All It Takes Is One Night to Plunge the World into DarknessLife in Abney, Texas, is predictable and safe—until the night a massive solar flare wipes out all modern technology.
Shelby Sparks, novelist and single mom, had one goal: to provide for her diabetic son. In the wake of this global disaster, her mission hasn't changed. Only now, medication is a priceless commodity and the future resembles an apocalyptic nightmare.
Max Berkman and Shelby were once sweethearts, but he lost his chance at claiming her love years ago. When the abrupt loss of power ushers him into a leadership role, he rises to the occasion. But his highest priority—to keep Shelby and her son safe—could prove to be the biggest challenge of all.
As the brilliant northern lights give way to deep shadows, Max and Shelby's faith will be tested like never before. Only one rule remains: Find a way to survive.
There is probably something wrong with me, but I’ve always had a fascination with this kind of end-of-the-world fiction. I suspect it started with authors like John Christopher and Jack Wyndham, not to mention the dystopian novels I can’t even remember the titles of.
In the late 1990’s I came across a modern Christian version set in the English town of Ampthill—After the Fire by John Lockley. Most of the population had been killed off by some plague, and the village had enough old technology that the survivors adapted without too much difficulty (England. It’s full of old technology).
Although the survivors had banded together to beat the odds, natural human selfishness eventually shone through and the end was somewhat bleak. The lasting theme seemed to be that the more things change, the more they stay the same and that our only hope was eternal (yes, it had an excellent Christian theme running through it).
Several years later, I started reading Terri Blackstock’s Restoration series, set in the USA. I couldn’t get past the first book. My basic problem was that the novel didn’t seem realistic. People were nice (except for one stupid woman, who I thought/hoped was going to be killed off and then realized she was the central character. Oops). No one got sick. No one died. And there was plenty to eat and drink, which seemed ridiculous considering they were living in a built-up area with no produce available (in contrast to Lockley’s characters, who almost starved while waiting for the wheat harvest to ripen).

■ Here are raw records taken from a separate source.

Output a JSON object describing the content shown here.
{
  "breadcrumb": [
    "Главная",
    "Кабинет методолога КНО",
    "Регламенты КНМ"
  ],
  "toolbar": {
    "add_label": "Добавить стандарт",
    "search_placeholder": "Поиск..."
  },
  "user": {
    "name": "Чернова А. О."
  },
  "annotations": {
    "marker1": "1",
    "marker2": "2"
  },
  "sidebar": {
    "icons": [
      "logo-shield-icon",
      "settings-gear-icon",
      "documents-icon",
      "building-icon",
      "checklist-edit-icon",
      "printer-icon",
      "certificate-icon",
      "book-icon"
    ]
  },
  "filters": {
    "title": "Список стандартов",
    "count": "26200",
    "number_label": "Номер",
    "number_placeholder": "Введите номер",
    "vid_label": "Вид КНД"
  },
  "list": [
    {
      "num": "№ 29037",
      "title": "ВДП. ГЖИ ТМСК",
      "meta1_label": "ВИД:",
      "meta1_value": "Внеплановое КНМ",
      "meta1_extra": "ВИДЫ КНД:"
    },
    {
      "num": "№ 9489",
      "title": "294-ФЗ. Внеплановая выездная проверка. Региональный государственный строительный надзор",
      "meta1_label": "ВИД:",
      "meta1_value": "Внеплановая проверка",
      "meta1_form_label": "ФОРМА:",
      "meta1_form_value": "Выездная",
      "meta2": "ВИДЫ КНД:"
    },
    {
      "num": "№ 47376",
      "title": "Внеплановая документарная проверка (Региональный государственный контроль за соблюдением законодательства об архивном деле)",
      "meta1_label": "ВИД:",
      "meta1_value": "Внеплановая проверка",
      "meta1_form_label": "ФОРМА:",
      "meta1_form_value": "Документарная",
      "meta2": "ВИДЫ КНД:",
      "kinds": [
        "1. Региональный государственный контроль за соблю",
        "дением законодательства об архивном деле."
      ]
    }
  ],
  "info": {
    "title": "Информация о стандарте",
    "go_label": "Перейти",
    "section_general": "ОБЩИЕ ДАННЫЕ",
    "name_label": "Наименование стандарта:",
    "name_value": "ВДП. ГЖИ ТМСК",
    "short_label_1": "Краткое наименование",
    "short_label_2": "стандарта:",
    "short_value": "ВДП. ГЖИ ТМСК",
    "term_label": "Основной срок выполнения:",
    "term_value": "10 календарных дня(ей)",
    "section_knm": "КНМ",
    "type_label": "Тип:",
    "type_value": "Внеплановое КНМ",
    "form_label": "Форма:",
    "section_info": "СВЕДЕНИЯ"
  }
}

So I was a nervous combination of anticipatory and apprehensive when I started Deep Shadows. Which way was it going to go? Thankfully, it veered more towards the Lockley version, although it’s set in Texas which means everyone is armed to the teeth and not afraid to defend themselves. Which is a pretty scary thought.
The plot was excellent—the idea of a solar flare knocking out all the electricity is scarily likely, as Chapman explains in the back of the book. (I confess: I did get distracted, wondering how long it would take our local power company to take the electrical grid off the modern computers and back to however they did it when our first local hydroelectric power station opened in 1915. I refuse to ponder what a diet of kiwifruit—our biggest local crop—would do to us).
The characters were also excellent, especially Shelby and her insulin-dependent teenage son. Deep Shadows didn’t have as much Christian content as I’d perhaps expected based on her previous novels, but it was still good—and this is the beginning of a series, so the focus was more on setting up the story, and initial character development. The writing was certainly everything I expect from a Vannetta Chapman novel, although the genre is a departure from her more typical Amish romance and mysteries.
Overall, a great novel that kept me reading well past bedtime. I’ll definitely be looking out for the next book in the series—I’ll just make a point of starting it in the morning.
Thanks to Harvest House and NetGalley for providing a free ebook for review. You can read the opening below, and you can find out more about Vannetta Chapman at her website, http://vannettachapman.com/.